WHAT TO DO:
Go through the records below line by line and report how many lines include "unit", giving the number only.

Stored records:
>>>>

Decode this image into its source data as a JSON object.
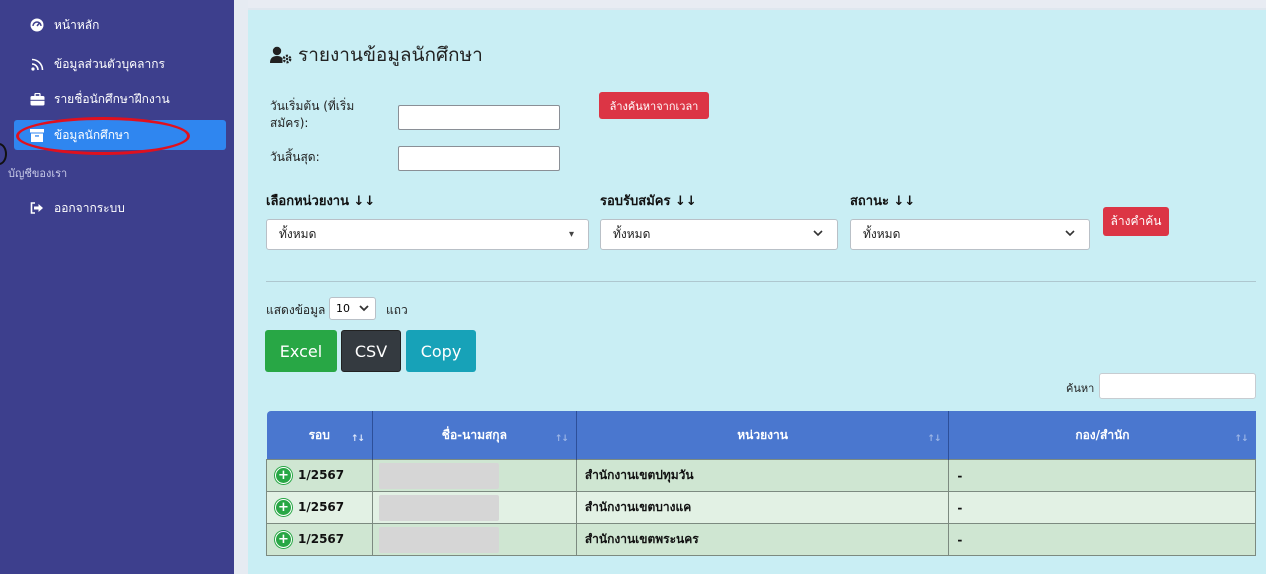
{
  "sidebar": {
    "items": [
      {
        "label": "หน้าหลัก",
        "icon": "dashboard-icon"
      },
      {
        "label": "ข้อมูลส่วนตัวบุคลากร",
        "icon": "rss-icon"
      },
      {
        "label": "รายชื่อนักศึกษาฝึกงาน",
        "icon": "briefcase-icon"
      },
      {
        "label": "ข้อมูลนักศึกษา",
        "icon": "archive-icon",
        "active": true
      }
    ],
    "section_label": "บัญชีของเรา",
    "logout_label": "ออกจากระบบ"
  },
  "page": {
    "title": "รายงานข้อมูลนักศึกษา"
  },
  "date_filter": {
    "start_label_line1": "วันเริ่มต้น (ที่เริ่ม",
    "start_label_line2": "สมัคร):",
    "start_value": "",
    "end_label": "วันสิ้นสุด:",
    "end_value": "",
    "clear_time_button": "ล้างค้นหาจากเวลา"
  },
  "filters": {
    "unit": {
      "label": "เลือกหน่วยงาน ↓↓",
      "value": "ทั้งหมด"
    },
    "round": {
      "label": "รอบรับสมัคร ↓↓",
      "value": "ทั้งหมด"
    },
    "status": {
      "label": "สถานะ ↓↓",
      "value": "ทั้งหมด"
    },
    "clear_button": "ล้างคำค้น"
  },
  "table_controls": {
    "show_label": "แสดงข้อมูล",
    "page_length": "10",
    "rows_label": "แถว",
    "excel": "Excel",
    "csv": "CSV",
    "copy": "Copy",
    "search_label": "ค้นหา",
    "search_value": ""
  },
  "table": {
    "columns": [
      "รอบ",
      "ชื่อ-นามสกุล",
      "หน่วยงาน",
      "กอง/สำนัก"
    ],
    "rows": [
      {
        "round": "1/2567",
        "name": "",
        "unit": "สำนักงานเขตปทุมวัน",
        "division": "-"
      },
      {
        "round": "1/2567",
        "name": "",
        "unit": "สำนักงานเขตบางแค",
        "division": "-"
      },
      {
        "round": "1/2567",
        "name": "",
        "unit": "สำนักงานเขตพระนคร",
        "division": "-"
      }
    ]
  },
  "colors": {
    "sidebar_bg": "#3d3f8d",
    "active_item": "#2f86f0",
    "main_bg": "#c9eef4",
    "danger": "#dc3545",
    "excel": "#28a745",
    "csv": "#343a40",
    "copy": "#17a2b8",
    "table_header": "#4a77cf",
    "annotation": "#e0101e"
  }
}
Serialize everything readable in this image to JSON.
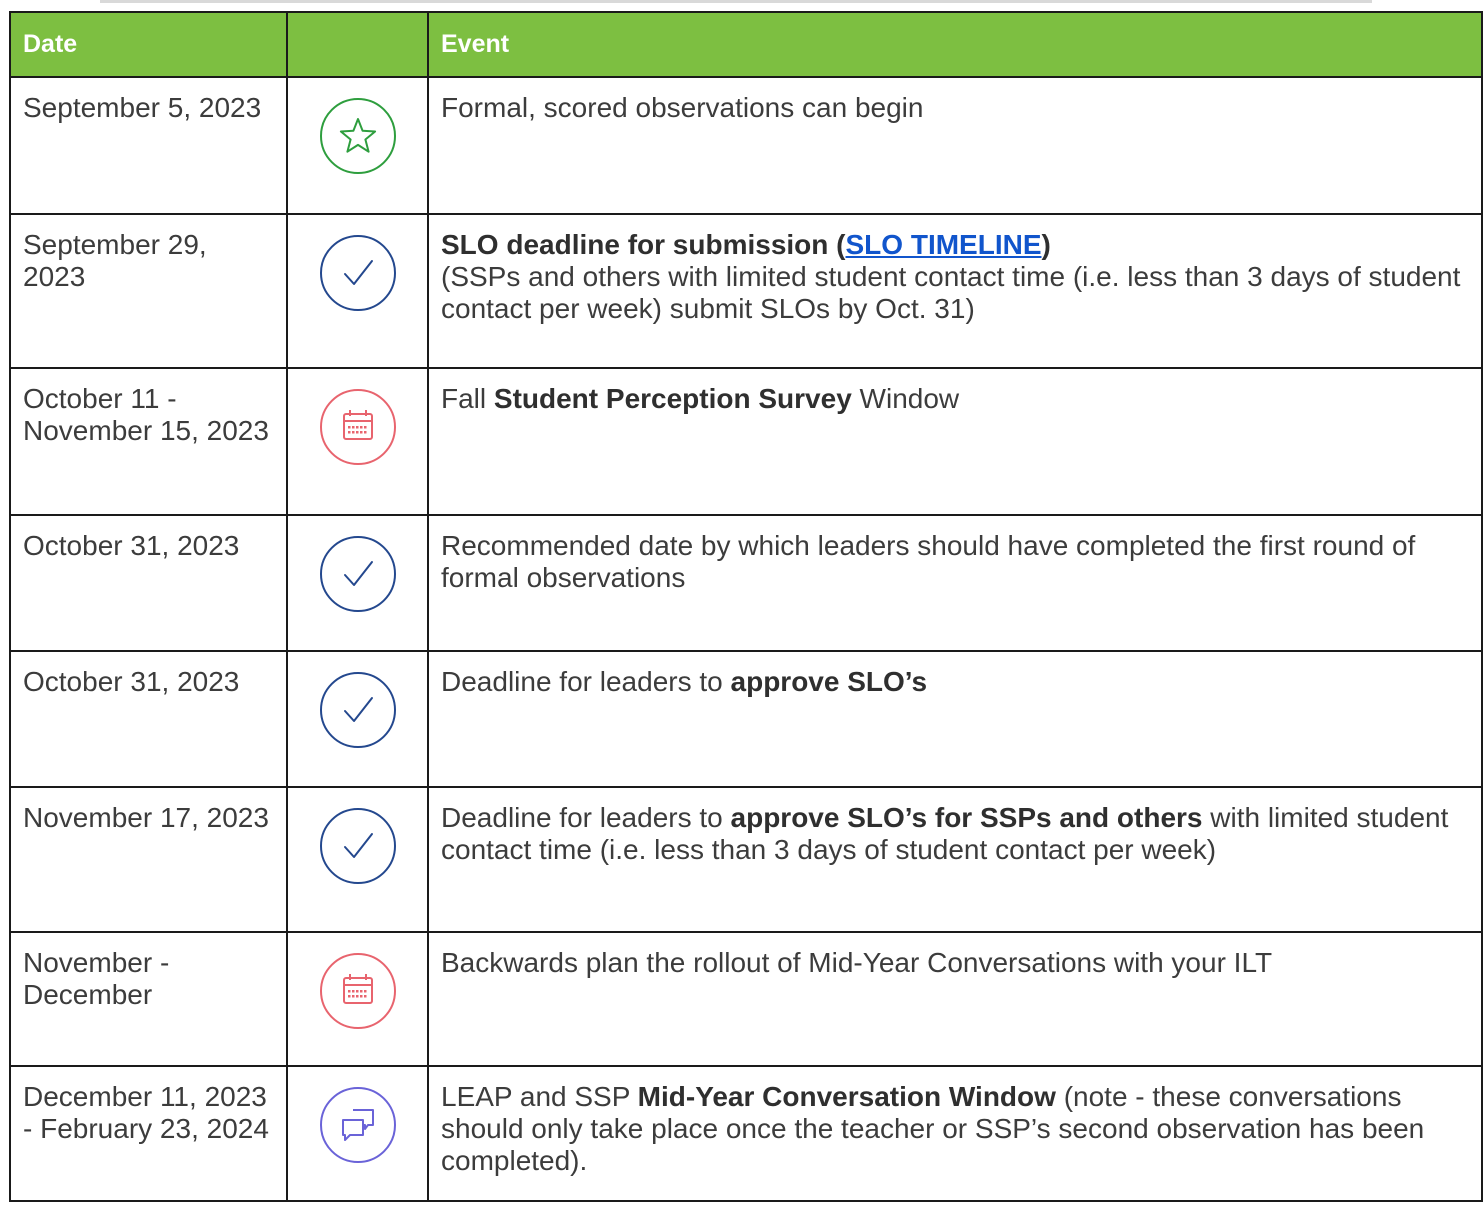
{
  "header": {
    "date": "Date",
    "icon": "",
    "event": "Event"
  },
  "colors": {
    "header_bg": "#7dbf41",
    "star_icon": "#2e9e3e",
    "check_icon": "#24488e",
    "calendar_icon": "#e8646e",
    "chat_icon": "#6a63d8",
    "link": "#1155cc"
  },
  "rows": [
    {
      "date": "September 5, 2023",
      "icon": "star-icon",
      "event": {
        "p1": "Formal, scored observations can begin"
      }
    },
    {
      "date": "September 29, 2023",
      "icon": "check-icon",
      "event": {
        "b1": "SLO deadline for submission (",
        "link": "SLO TIMELINE",
        "b2": ")",
        "p2": "(SSPs and others  with limited student contact time (i.e. less than 3 days of student contact  per week) submit SLOs  by Oct. 31)"
      }
    },
    {
      "date": "October 11 - November 15, 2023",
      "icon": "calendar-icon",
      "event": {
        "p1": "Fall ",
        "b1": "Student Perception Survey",
        "p2": " Window"
      }
    },
    {
      "date": "October 31, 2023",
      "icon": "check-icon",
      "event": {
        "p1": "Recommended date by which leaders should have completed the first round of formal observations"
      }
    },
    {
      "date": "October 31, 2023",
      "icon": "check-icon",
      "event": {
        "p1": "Deadline for leaders to ",
        "b1": "approve SLO’s"
      }
    },
    {
      "date": "November 17, 2023",
      "icon": "check-icon",
      "event": {
        "p1": "Deadline for leaders to ",
        "b1": "approve SLO’s for SSPs and others",
        "p2": "  with limited student contact time (i.e. less than 3 days of student contact  per week)"
      }
    },
    {
      "date": "November - December",
      "icon": "calendar-icon",
      "event": {
        "p1": "Backwards plan the rollout of Mid-Year Conversations with your ILT"
      }
    },
    {
      "date": "December 11, 2023 - February 23, 2024",
      "icon": "chat-icon",
      "event": {
        "p1": "LEAP and SSP ",
        "b1": "Mid-Year Conversation Window",
        "p2": " (note - these conversations should only take place once the teacher or SSP’s second observation has been completed)."
      }
    }
  ]
}
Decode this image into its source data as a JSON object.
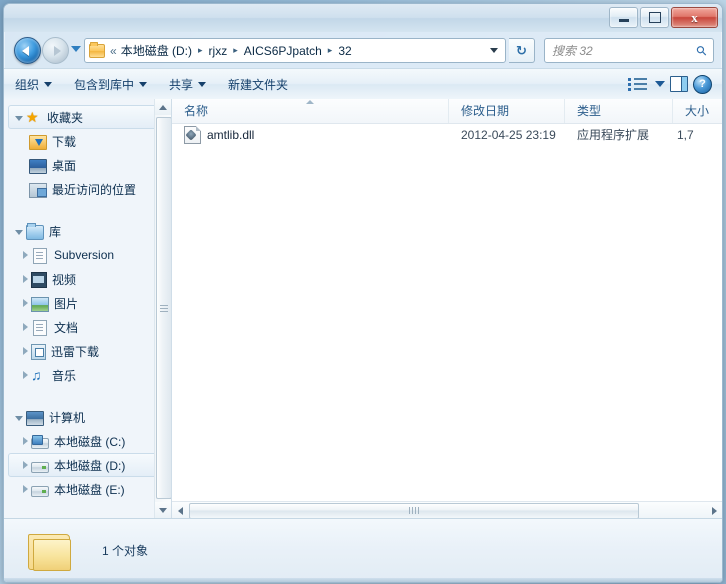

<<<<

ANSWER BOX:
4